Although these stereotypes do exist, and drugs and alcohol are present, these things are not the meaning of what a music festival is about, especially ones which involve on-site camping. Festivals have changed when it comes to community, trust, equality and being there for the overall love of music. 

I began attending music festivals at 16 years old with Bonnaroo being my first experience. The free-flowing love and kindness from strangers who later became like family while on the premises created an addiction to festivals and their environment. It was a place I could totally and openly be myself. 

I felt equal joy while watching others enjoy the freedom of being exactly who they are without criticism and social norms being forced upon them. There was an element of beauty as I watched hands moving through the air and high fives being given among attendees as the music is played. 

That image has now become a memory as the crowd has turned into a sea of cellphones and tablets blocking the view of the stage and removing the concert-goers from being in the moment and fully absorbing the experience. There is little trust left anymore -- between people stealing items from tents and cars and putting substances in an unsuspecting victim’s drink while they’re not looking. 

People push through the crowd and step on others who are lying in the grass waiting for the next performance. Every year, I see music festivals losing more of what attracted me to them in the first place: peace, love, unity and happiness. Even the quality of the musical performers and bands has decreased. 

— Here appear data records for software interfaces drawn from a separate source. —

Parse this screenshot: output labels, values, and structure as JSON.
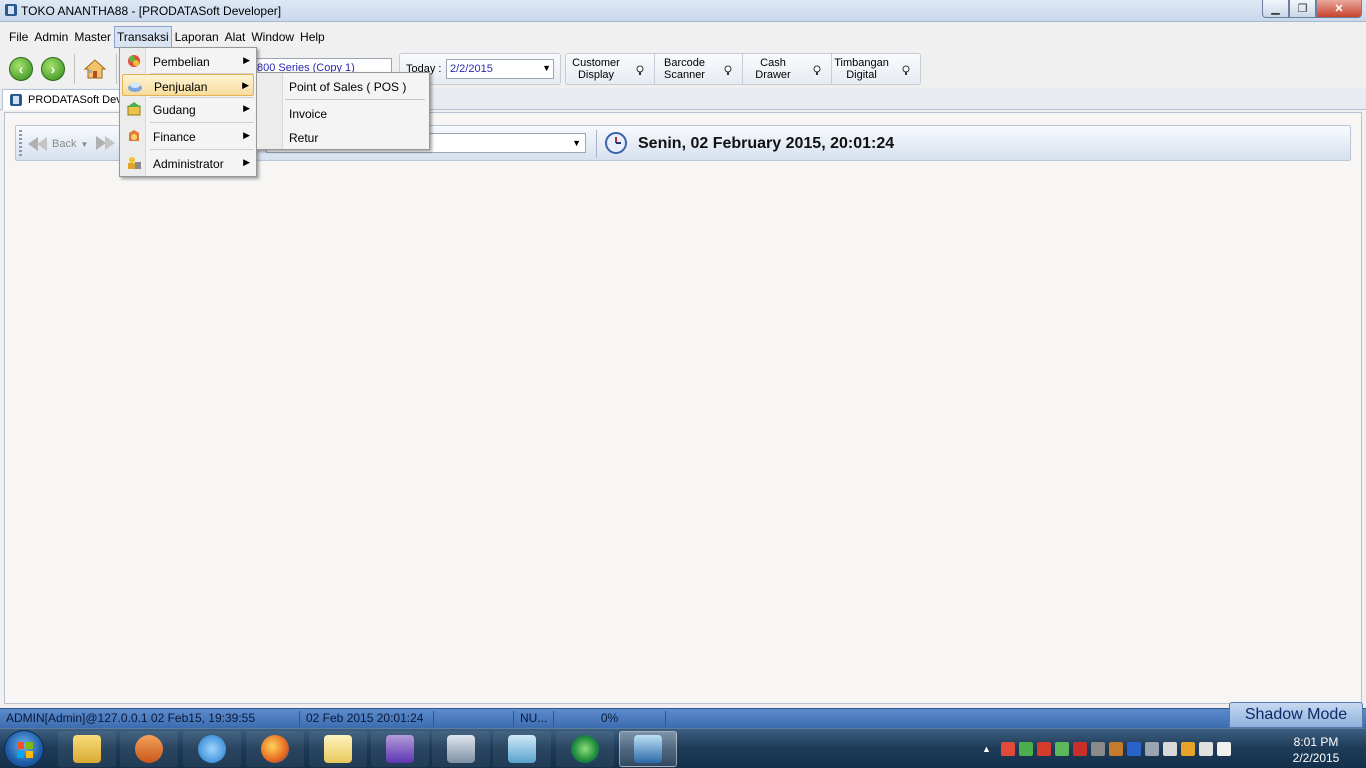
{
  "window": {
    "title": "TOKO ANANTHA88 - [PRODATASoft Developer]",
    "minimize": "▁",
    "restore": "❐",
    "close": "✕"
  },
  "menubar": [
    "File",
    "Admin",
    "Master",
    "Transaksi",
    "Laporan",
    "Alat",
    "Window",
    "Help"
  ],
  "toolbar": {
    "printer": "800 Series (Copy 1)",
    "today_label": "Today :",
    "today_value": "2/2/2015",
    "devices": [
      {
        "line1": "Customer",
        "line2": "Display"
      },
      {
        "line1": "Barcode",
        "line2": "Scanner"
      },
      {
        "line1": "Cash",
        "line2": "Drawer"
      },
      {
        "line1": "Timbangan",
        "line2": "Digital"
      }
    ]
  },
  "tab": {
    "label": "PRODATASoft Dev"
  },
  "navbar": {
    "back_label": "Back",
    "datetime": "Senin, 02 February 2015, 20:01:24"
  },
  "transaksi_menu": [
    {
      "label": "Pembelian",
      "icon": "pembelian-icon"
    },
    {
      "label": "Penjualan",
      "icon": "penjualan-icon"
    },
    {
      "label": "Gudang",
      "icon": "gudang-icon"
    },
    {
      "label": "Finance",
      "icon": "finance-icon"
    },
    {
      "label": "Administrator",
      "icon": "administrator-icon"
    }
  ],
  "penjualan_submenu": [
    "Point of Sales ( POS )",
    "Invoice",
    "Retur"
  ],
  "statusbar": {
    "user": "ADMIN[Admin]@127.0.0.1 02 Feb15, 19:39:55",
    "datetime": "02 Feb 2015 20:01:24",
    "numlock": "NU...",
    "progress": "0%",
    "shadow_mode": "Shadow Mode"
  },
  "taskbar": {
    "time": "8:01 PM",
    "date": "2/2/2015"
  },
  "colors": {
    "accent": "#3c6bb0",
    "menu_highlight": "#f7dc9c"
  }
}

This is a sad loss to a culture that once thrived on the talent of the music and the unison of attendees. Each year, a kind act from a stranger surprises me and makes me feel that all is not lost. The sunrises and sunsets over the stages and sprawling campgrounds bring warmth to my heart. Seeing the faces of newcomers light up as they enter the festival or hear their favorite band play is rewarding and takes me back to the excitement that vibrated through my body the first time I pulled into Bonnaroo, not being able to take in all of the colors and sounds at once, but bursting with a happiness that is unexplainable to those who haven’t experienced both contentment and sheer thrill at the same time. 

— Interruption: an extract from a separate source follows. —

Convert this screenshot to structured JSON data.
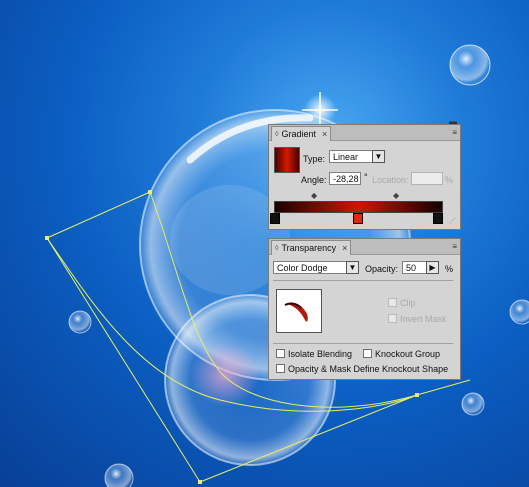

I remind myself there is still hope when it comes to music festivals. Keeping the tradition and meaning alive rests on the shoulders of every individual who complains about the changes but continues to go, including myself. We have the power to bring back the beauty we’ve experienced and love.

Standard reporter Atlanta Northcutt can be reached at 473-2191.